The LA Times:
Sen. Ken Salazar (D-Colo.), a Latino with deep knowledge of water and land issues, is President-elect Barack Obama's choice to lead the Interior Department.More information about Senator Salazar:
Two senior Democrats confirmed Monday that Obama will name Salazar to the post, rounding out an energy and environmental policy team announced at a Chicago news conference.
The Senate's confirmation of Salazar would probably put the brakes on several controversial Interior Department decisions on energy development.
The department oversees national parks and other large swaths of public lands, and sets policy for oil and gas drilling, mining and other resource extraction.
Earlier this year, Salazar criticized the department for decisions to open Colorado's picturesque Roan Plateau for drilling. Salazar said the regulations to begin opening land for oil shale development would "sell Colorado short."
Salazar led Colorado's Department of Natural Resources and served as the state's attorney general before winning a vacant Senate seat in 2004. He entered Congress in the same freshman class as Obama.
From his web site:
In Colorado, we are all too familiar with the destruction wrought by wildfires. We can all remember the Hayman wildfire in the summer of 2002 that burned nearly 138,000 acres over the course of three weeks and forced over 40,000 people to evacuate their homes while leaving 133 Coloradans homeless.The Denver Post, July 7, 2006:
Last week, the Senate Energy and Natural Resources Committee, of which I am a member, held a hearing to discuss the potential link between a changing global climate and increased wildfire activity in the United States. Climate change is increasingly being cited by scientists as the cause for our more frequent and severe wildfires.
Sen. Ken Salazar complained Wednesday that lack of money has stymied most of the projects to treat bark beetle-damaged forests in Colorado to reduce wildfire risk.On November 19, 2008 he wrote a letter to the Chief of the U.S. Forest Service providing advice about how funds should be spent for hazardous fuels management.
"I look at Colorado as the Katrina of the West," Salazar said. "We are simply not doing enough."
Salazar's criticism came as senators from Western states scolded Bush administration officials for what they said was the slow pace of efforts to decrease the risk of catastrophic fires.

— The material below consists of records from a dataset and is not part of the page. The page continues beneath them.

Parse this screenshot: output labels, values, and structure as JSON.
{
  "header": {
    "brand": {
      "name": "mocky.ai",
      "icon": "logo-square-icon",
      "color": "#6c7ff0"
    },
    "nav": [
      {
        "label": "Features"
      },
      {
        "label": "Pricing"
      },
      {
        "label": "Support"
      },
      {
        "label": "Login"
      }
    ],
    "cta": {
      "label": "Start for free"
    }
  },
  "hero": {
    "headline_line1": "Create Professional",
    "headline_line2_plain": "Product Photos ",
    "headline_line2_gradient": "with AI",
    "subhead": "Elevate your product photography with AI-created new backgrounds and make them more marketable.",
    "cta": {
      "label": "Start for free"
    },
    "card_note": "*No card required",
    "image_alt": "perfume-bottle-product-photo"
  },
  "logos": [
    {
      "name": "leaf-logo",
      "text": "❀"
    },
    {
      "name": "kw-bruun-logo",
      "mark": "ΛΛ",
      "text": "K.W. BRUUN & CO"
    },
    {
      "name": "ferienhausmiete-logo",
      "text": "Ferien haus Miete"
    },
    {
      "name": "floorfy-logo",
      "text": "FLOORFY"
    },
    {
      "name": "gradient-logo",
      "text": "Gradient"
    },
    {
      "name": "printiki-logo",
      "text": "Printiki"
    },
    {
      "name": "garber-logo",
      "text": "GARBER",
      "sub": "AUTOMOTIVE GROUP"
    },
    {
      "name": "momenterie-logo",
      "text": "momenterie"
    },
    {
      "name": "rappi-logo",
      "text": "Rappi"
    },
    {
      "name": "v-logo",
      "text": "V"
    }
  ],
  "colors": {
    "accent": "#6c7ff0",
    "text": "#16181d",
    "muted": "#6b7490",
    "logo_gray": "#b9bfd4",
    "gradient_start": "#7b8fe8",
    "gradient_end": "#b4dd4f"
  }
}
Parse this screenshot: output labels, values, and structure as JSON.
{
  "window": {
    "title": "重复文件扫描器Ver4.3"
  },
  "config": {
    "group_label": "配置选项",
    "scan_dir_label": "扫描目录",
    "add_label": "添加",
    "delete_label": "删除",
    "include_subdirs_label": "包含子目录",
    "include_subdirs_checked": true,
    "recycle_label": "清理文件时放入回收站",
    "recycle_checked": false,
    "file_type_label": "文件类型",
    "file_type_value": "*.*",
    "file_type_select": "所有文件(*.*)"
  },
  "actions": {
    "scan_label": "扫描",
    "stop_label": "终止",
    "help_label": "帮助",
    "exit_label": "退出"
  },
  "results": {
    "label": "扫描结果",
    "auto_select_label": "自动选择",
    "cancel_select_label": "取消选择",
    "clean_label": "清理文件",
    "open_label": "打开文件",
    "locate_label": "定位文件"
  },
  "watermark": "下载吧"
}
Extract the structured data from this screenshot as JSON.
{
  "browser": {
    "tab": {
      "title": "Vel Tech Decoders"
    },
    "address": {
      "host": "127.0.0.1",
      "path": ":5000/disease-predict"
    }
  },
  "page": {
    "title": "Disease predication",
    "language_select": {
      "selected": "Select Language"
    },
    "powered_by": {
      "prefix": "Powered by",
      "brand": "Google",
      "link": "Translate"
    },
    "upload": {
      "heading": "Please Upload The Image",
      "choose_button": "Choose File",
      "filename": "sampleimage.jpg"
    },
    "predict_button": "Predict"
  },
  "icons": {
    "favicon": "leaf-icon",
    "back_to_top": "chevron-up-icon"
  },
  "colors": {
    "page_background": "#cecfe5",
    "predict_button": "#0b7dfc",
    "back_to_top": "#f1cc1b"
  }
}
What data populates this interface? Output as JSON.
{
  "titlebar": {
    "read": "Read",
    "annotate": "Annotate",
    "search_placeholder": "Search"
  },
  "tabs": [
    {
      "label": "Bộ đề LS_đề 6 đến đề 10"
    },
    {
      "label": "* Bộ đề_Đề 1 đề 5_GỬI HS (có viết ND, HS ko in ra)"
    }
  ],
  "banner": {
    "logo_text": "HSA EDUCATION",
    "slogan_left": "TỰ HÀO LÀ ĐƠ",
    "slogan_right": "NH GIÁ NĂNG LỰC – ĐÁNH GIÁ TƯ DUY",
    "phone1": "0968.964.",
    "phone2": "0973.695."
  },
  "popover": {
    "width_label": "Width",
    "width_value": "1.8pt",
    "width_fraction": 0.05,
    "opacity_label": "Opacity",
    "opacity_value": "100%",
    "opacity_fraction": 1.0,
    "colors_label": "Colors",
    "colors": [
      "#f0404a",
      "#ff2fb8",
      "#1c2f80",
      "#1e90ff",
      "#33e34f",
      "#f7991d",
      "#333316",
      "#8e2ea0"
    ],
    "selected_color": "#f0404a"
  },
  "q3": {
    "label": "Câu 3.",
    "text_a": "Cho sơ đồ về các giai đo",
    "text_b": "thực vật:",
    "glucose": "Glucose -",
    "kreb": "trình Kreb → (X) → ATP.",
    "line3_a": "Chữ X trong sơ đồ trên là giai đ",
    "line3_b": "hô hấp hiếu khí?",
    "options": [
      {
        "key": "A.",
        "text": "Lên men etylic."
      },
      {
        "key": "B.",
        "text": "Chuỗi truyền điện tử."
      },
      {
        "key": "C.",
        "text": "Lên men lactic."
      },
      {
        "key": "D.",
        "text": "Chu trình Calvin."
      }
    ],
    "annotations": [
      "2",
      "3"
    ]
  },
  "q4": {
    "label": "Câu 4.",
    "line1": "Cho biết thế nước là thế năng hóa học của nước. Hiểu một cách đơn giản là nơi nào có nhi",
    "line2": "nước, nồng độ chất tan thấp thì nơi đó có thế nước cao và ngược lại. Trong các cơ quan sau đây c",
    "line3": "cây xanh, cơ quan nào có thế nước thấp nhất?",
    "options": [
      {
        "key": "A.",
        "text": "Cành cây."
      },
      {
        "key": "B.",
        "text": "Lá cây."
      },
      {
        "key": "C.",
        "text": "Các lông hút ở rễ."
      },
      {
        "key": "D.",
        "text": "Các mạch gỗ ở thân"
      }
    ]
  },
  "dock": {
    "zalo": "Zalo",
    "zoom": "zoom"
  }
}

In 2007 he co-sponsored with Senator Maria Cantwell a bill called the Wildland Fire Safety and Transparency Act of 2007. The bill, which did not pass, would have created a great deal of meaningless, rote, ritualized, paperwork for the four large federal land management agencies.
The bill would have required the federal agencies to:
...jointly submit annual reports to Congress on the wildland firefighter safety practices of the Secretaries, including training programs and activities for wildland fire suppression, prescribed burning, and wildland fire use.I know what you're thinking, that we need to jump at every chance to make firefighting safer, but having worked for the federal government for 33 years, I know that this legislation would not have done that. It would have just created another series of reports that would have to be completed that would only contain estimates and wild-ass guesses, an additional upward reporting requirement that would keep firefighters from doing their real jobs.
But at least he seems to have some interest in wildland fire issues.